|Place of origin||United States|
|Used by||United States Navy|
RIM-85 was a short-lived project by the United States Navy to develop a surface-to-air missile for the defense of naval vessels. Developed during the late 1960s, the project was cancelled before the start of detailed design work.
Development and cancellation
During the 1960s, the United States Navy identified a requirement for a new type of surface-to-air missile, capable of defending ships against attack by enemy aircraft and missiles. The resulting specification called for a medium-range missile, capable of being used in all weather conditions; in addition to its air defense role, the missile was intended to possess a secondary capability in the surface-to-surface mission for use against enemy ships.
In July 1968, the project was assigned the Mission Designation System designation ZRIM-85A, the "Z" indicating a project in the planning stage; however, the program was cancelled later that year, before any significant design work on the missile, or any development of hardware, had been conducted.

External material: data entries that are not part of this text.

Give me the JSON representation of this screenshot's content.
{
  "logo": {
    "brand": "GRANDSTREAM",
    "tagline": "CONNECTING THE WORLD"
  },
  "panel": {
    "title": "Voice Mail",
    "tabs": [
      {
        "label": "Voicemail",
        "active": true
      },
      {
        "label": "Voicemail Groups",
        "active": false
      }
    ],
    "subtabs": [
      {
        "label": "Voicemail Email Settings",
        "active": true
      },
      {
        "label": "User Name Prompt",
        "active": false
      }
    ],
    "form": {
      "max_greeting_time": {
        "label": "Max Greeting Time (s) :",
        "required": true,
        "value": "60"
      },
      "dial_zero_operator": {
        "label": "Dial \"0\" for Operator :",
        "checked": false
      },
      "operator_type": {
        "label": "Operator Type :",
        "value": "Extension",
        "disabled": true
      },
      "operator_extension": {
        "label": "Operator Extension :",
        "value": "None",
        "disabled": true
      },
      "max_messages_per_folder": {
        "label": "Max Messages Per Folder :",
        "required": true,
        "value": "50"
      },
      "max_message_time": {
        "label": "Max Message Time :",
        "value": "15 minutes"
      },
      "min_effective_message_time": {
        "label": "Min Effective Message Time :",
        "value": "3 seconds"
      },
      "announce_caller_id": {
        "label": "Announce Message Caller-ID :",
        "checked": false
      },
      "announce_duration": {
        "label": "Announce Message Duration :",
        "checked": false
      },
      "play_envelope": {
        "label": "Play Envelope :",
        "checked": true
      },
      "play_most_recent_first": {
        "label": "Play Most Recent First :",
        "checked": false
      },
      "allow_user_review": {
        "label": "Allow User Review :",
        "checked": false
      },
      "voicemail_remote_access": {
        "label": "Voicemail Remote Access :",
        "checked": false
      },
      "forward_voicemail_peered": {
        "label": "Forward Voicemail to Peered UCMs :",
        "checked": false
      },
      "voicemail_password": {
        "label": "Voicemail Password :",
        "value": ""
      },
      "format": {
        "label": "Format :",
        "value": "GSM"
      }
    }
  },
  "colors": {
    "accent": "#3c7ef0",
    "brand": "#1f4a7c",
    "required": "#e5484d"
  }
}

- Parsch 2002
- Morison and Rowe 1975, p.216.
- Andrade 1979, p.235.
- Parsch 2009
- Andrade, John (1979). U.S. Military Aircraft Designations and Serials since 1909. Leicester, UK: Midland Counties Publications. ISBN 0-904597-22-9. Retrieved 2011-01-26.
- Morison, Samuel L.; John S. Rowe (1975). The Ships & Aircraft of the U.S. Fleet (10th ed.). Annapolis, MD: United States Naval Institute. ISBN 0-87021-639-2.
- Parsch, Andreas (2002). "RIM-85". Directory of U.S. Military Rockets and Missiles. designation-systems.net. Retrieved 2011-01-26.
- Parsch, Andreas (2009). "Current Designations of U.S. Unmanned Military Aerospace Vehicles". designation-systems.net. Retrieved 2011-01-26.